Our tester arrived in E350 form, meaning it came powered by the smooth yet spirited 268hp 3.5-liter V-6 which was backed by their seven-speed Driver-Adaptive automatic gearbox. I mentioned in a previous writing that I was appreciative of the fact that Mercedes chose to put a real console shifter in this vehicle as opposed to the column stalk we have seen in other new vehicles carrying the tri-star emblem.
Many of you may recognize this set of wheels as the one Mercedes-Benz marketing wizards crash through the front glass of the Mercedes automobile museum in TV commercials. I didn’t find my driving experiences quite as exhilarating as all that (and no accompanying jaunt through the black forest) but I did enjoy the E-coupe and the modern Mercedes experience it brings.
The vehicle is a four seater only, but who really wants folks climbing over the front seats to settle for a view from the rear.
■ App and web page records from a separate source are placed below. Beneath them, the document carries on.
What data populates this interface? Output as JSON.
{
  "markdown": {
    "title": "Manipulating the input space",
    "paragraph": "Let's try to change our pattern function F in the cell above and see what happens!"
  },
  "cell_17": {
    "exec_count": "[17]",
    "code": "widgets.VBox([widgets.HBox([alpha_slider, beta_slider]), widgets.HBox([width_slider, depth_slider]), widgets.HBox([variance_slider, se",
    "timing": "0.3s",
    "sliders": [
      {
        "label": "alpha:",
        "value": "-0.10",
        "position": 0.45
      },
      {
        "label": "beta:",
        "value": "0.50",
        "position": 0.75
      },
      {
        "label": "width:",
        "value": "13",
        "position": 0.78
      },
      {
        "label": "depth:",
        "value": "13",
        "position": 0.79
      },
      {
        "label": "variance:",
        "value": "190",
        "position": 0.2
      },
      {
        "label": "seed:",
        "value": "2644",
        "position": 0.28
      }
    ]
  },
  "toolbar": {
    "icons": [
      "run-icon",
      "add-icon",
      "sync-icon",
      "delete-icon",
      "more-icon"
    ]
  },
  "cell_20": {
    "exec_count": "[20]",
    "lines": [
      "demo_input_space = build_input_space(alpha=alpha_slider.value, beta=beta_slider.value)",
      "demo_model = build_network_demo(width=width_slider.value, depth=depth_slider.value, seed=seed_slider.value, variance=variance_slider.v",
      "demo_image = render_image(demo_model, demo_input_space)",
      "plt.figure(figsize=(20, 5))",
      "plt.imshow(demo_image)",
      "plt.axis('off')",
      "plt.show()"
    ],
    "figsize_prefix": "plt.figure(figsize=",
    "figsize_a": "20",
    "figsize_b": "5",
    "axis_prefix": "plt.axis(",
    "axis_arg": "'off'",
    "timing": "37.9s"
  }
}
Most buyers will likely be in a one- or two-person household only, I’m sure.
The new E features updated classic Mercedes styling and all the latest safety and technological engineering, including offering automatic self-braking similar to what we saw in the Volvo XC60. Our test model also came with the optional AMG styling package to upgrade wheels and tires, add agility control sport suspension, upgraded brakes, stainless steel pedals and multicontour front seats.
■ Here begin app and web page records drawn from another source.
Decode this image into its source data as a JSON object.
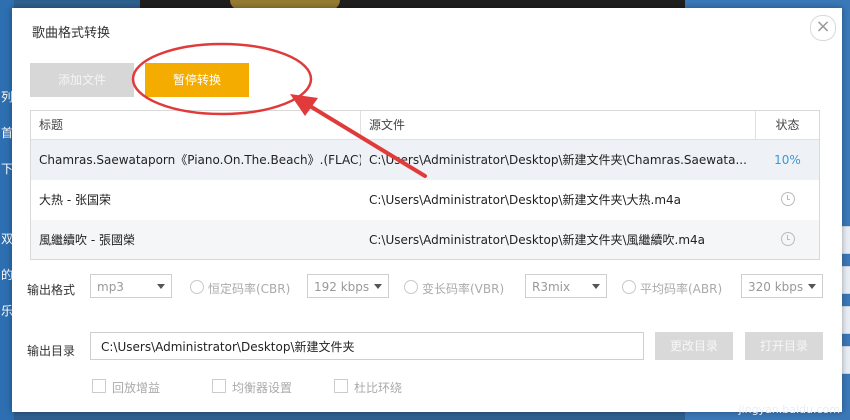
{
  "dialog": {
    "title": "歌曲格式转换",
    "close_glyph": "×"
  },
  "toolbar": {
    "add_label": "添加文件",
    "pause_label": "暂停转换"
  },
  "table": {
    "headers": [
      "标题",
      "源文件",
      "状态"
    ],
    "rows": [
      {
        "title": "Chamras.Saewataporn《Piano.On.The.Beach》.(FLAC)",
        "source": "C:\\Users\\Administrator\\Desktop\\新建文件夹\\Chamras.Saewata...",
        "status": "10%"
      },
      {
        "title": "大热 - 张国荣",
        "source": "C:\\Users\\Administrator\\Desktop\\新建文件夹\\大热.m4a",
        "status": "clock-icon"
      },
      {
        "title": "風繼續吹 - 張國榮",
        "source": "C:\\Users\\Administrator\\Desktop\\新建文件夹\\風繼續吹.m4a",
        "status": "clock-icon"
      }
    ]
  },
  "output": {
    "format_label": "输出格式",
    "format_value": "mp3",
    "cbr_label": "恒定码率(CBR)",
    "cbr_value": "192 kbps",
    "vbr_label": "变长码率(VBR)",
    "vbr_value": "R3mix",
    "abr_label": "平均码率(ABR)",
    "abr_value": "320 kbps",
    "dir_label": "输出目录",
    "dir_value": "C:\\Users\\Administrator\\Desktop\\新建文件夹",
    "change_dir_label": "更改目录",
    "open_dir_label": "打开目录",
    "replay_gain_label": "回放增益",
    "equalizer_label": "均衡器设置",
    "dolby_label": "杜比环绕"
  },
  "background": {
    "left_chars": [
      "列",
      "首",
      "下",
      "双",
      "的",
      "乐"
    ],
    "watermark": "jingyan.baidu.com"
  },
  "colors": {
    "accent": "#f5ac00",
    "annotation": "#e03a3a",
    "progress": "#3a97d8"
  }
}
Fuel economy for the six is rated at 17 mpg city and 26 mpg highway. Pricing for the 2010 E350 Coupe begins at $48,050 with our tester coming in at $56,195.
Next up is a hybrid rerun from Honda. They have resurrected the Insight nameplate for a new hybrid model, this time offering a rear seat for the model and updated powertrain technology.
Insight was the first hybrid rolling on American soil but did not gain much respect due to its diminutive size and funky rear wheel well covers (reminiscent of motoring days gone by). Admittedly, this new Insight is only slightly larger than the previous one but does offer cargo storage behind the rear seats (that fold for additional room), but we found the vehicle still lagging behind its continental competition. And this Honda still incorporates the Idle Stop technology in its hybrid component so there is still a noticable bit of engine studder when moving your foot from brake to gas.
The gearbox is a CVT (continuously variable transmission) unit but the car has steering wheel paddle shifters for those of you dreaming you are in a 98hp Ferrari I guess.
Honda includes ECO assist function with the new Insight so that one can truly be sure their driving habits are suitable to impress any Sierra club member.
Honda also includes the latest safety technology in the Insight including vehicle stability assist, side impact and side curtain airbags, ABS and brake assist and active front head restraints. And there is a modest amount of creature comfort features as well.
Fuel economy for the new Insight comes in at 40 mpg city and 43 mpg highway, which is unusual for a hybrid powertrain as most feature better city fuel economy due to the nature of the gas/electric powertrain. As the Honda is never powered solely by the electric motors it does not enjoy this benefit.
Pricing is in line with the competition. Our 2010 Honda Insight five-door EX model comes in at a final sticker of $22,010. And it even comes with a global warming rating of 10, on a scale of one to 10 with 10 being the cleanest.